As potential targets for cyberattacks, robots “need to be secured as soon as possible” alert the authors, adding that so far manufacturers are not responding, although end users are becoming aware of the problem.
Last summer, the University of Brown published a research on robot visibility on the internet. Scanning the internet, they found over 100 ROS-running internet-connected robots that were potential targets for cybercrime and mischief. This massive security issue got big international echo. Six months later, researchers from the robot cybersecurity startup Alias Robotics found no changes: hundreds of robots are still openly connected to the internet and potentially hackable.
Moreover, Alias Robotics’ offensive team has extended the scan to other robots not running ROS. “Our aim was to improve, systematize and extend the results of previous studies. We target not only robots powered by the Robot Operating System (ROS), but also other setups (SROS, ROS 2.0) and technologies. Beyond robotics frameworks, our work also targets other robots that do not necessarily employ these popular middlewares”, says David Mayoral, CEO of Alias Robotics.
All these detected industrial targets are configured with default credentials and totally unprotected, reveals the study.
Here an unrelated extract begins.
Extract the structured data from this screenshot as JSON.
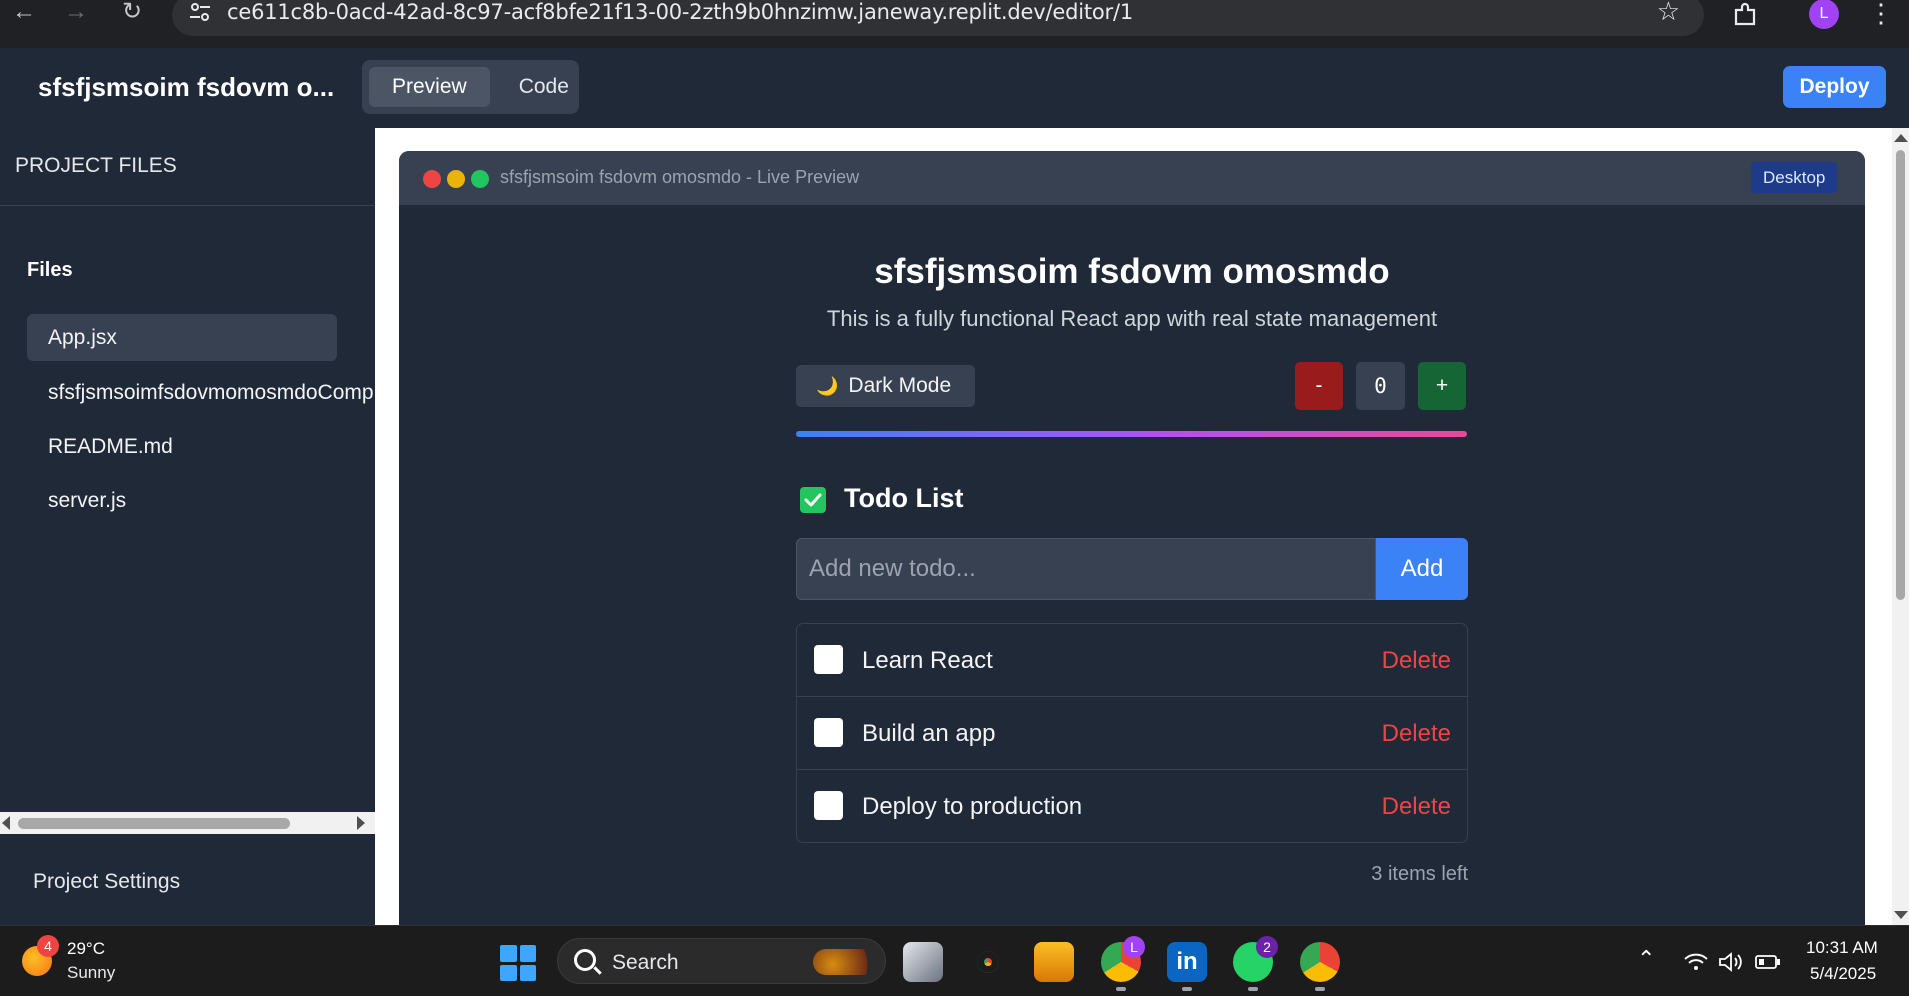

As the University of Brown research team did, Alias Robotics’ authors have notified the owners of the bots whenever they came across a vulnerable robot. But they have also gone a step further: They have opened up the code.
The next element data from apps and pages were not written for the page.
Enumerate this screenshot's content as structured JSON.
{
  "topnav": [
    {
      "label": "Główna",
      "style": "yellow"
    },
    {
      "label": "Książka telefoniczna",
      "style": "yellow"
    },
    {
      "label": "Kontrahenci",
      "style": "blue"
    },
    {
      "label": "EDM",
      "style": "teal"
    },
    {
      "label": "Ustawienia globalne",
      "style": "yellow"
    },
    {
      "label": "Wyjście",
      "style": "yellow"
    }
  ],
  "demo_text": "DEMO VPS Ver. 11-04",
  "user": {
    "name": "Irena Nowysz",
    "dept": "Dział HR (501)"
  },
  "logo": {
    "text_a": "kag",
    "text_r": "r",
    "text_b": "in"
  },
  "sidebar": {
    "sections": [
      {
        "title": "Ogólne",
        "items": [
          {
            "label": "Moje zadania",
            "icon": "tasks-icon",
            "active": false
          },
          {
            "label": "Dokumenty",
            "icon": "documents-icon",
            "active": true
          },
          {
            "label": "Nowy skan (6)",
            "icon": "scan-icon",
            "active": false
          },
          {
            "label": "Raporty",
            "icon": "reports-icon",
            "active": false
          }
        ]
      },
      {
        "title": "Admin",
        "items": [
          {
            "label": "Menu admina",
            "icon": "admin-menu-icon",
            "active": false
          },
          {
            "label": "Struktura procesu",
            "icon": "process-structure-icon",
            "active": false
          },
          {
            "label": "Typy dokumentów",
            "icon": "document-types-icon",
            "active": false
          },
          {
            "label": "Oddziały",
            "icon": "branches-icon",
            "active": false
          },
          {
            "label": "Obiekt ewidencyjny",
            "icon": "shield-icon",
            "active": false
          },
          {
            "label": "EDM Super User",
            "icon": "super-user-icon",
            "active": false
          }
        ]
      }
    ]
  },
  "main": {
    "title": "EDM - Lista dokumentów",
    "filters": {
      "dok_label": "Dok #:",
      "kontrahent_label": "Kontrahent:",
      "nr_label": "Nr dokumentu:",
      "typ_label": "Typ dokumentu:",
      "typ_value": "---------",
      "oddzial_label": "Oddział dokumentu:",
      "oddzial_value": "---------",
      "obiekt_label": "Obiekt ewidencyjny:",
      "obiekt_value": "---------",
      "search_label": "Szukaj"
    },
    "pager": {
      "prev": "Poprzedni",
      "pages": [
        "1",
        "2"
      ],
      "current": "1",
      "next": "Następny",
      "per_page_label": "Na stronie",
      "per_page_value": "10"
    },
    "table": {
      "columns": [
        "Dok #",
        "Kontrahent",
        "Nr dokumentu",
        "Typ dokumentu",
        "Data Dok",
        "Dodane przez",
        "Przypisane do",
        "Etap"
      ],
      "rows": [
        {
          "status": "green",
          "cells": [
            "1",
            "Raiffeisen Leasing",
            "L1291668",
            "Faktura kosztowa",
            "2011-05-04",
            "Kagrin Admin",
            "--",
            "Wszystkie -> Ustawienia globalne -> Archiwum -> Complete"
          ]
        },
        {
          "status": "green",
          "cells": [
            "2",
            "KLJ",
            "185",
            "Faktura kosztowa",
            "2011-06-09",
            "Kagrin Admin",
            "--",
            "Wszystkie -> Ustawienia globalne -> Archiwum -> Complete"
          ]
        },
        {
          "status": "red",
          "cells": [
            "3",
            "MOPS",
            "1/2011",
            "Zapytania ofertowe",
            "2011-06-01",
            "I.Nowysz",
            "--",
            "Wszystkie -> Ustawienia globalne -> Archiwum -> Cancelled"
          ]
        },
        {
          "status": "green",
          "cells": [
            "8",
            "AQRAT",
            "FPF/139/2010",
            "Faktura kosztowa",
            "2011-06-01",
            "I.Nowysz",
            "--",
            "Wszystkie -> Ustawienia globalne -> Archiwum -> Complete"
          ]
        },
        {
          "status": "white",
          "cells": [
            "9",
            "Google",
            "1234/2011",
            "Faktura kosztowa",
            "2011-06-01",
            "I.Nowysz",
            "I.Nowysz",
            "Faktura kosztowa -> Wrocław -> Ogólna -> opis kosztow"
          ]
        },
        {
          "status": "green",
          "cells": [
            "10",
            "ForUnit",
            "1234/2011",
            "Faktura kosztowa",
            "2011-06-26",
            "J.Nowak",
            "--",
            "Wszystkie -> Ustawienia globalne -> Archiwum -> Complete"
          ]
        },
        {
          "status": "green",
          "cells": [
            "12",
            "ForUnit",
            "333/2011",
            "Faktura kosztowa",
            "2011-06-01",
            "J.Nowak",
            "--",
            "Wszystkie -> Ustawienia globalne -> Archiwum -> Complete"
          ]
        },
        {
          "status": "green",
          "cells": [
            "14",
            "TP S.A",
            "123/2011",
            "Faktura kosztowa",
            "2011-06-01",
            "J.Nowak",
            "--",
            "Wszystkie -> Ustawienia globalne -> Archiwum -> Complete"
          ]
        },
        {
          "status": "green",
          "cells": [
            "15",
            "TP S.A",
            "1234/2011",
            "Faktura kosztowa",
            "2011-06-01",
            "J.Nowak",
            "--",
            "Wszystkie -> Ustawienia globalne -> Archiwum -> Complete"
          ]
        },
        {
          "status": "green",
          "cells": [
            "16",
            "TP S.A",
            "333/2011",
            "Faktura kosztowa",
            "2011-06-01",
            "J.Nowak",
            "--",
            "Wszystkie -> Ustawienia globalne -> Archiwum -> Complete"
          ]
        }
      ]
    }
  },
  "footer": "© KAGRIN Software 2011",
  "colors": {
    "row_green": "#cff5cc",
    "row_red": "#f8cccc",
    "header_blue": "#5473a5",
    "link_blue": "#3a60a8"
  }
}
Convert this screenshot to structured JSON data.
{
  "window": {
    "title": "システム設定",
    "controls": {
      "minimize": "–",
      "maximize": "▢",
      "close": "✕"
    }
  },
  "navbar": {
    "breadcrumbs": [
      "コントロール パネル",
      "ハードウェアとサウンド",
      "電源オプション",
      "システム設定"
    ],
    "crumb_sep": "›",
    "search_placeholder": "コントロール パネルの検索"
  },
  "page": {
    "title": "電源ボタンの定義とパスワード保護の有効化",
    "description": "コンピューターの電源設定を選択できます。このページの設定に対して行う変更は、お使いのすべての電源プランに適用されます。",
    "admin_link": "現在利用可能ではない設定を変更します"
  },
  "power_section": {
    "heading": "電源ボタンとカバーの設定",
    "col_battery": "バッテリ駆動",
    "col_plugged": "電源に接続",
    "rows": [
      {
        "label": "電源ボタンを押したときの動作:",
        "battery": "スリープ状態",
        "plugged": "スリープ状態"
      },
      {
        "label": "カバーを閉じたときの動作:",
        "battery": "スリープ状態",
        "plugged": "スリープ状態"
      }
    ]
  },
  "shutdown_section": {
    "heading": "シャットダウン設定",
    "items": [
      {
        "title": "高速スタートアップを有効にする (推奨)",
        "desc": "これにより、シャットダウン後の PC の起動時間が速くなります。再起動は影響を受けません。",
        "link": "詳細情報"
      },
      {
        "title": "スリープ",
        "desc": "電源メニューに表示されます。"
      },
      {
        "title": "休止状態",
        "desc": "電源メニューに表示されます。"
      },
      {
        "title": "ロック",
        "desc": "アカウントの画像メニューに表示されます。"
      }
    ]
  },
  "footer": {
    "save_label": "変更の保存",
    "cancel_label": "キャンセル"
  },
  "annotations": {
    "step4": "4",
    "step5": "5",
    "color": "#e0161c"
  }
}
“We argue against the security by obscurity approach and instead, advocate for robot security powered by continuous assessments, including quality assurance practices in software. Of course, by no means we encourage unauthorized tampering of running robotic systems. Instead we value the importance to empower security researchers and aim to raise security-awareness among roboticists, by releasing this robot security auditing tool”, explains Mayoral.
The study published on the preprint server arXiv sections discloses and describes how the work can be reproduced, and how aztarna allows for future extensions thanks to its modular architecture. The authors argue that the release of these tools is a natural consequence of the general lack of concern among robot manufacturers towards security and cybersecurity.
“It’s not only that they are very slow patching their flaws when we warn them. Many just don’t care and say: We know our robots have a set of reported vulnerabilities, but we leave security up to the end user”.
The researchers from Alias Robotics invite for contributions to extend aztarna’s auditing capacities. The startup is actively recruiting and also organizes robot bug bounty programs and open robot vulnerability disclosure programs.
Alias Robotics S.L. – www.aliasrobotics.com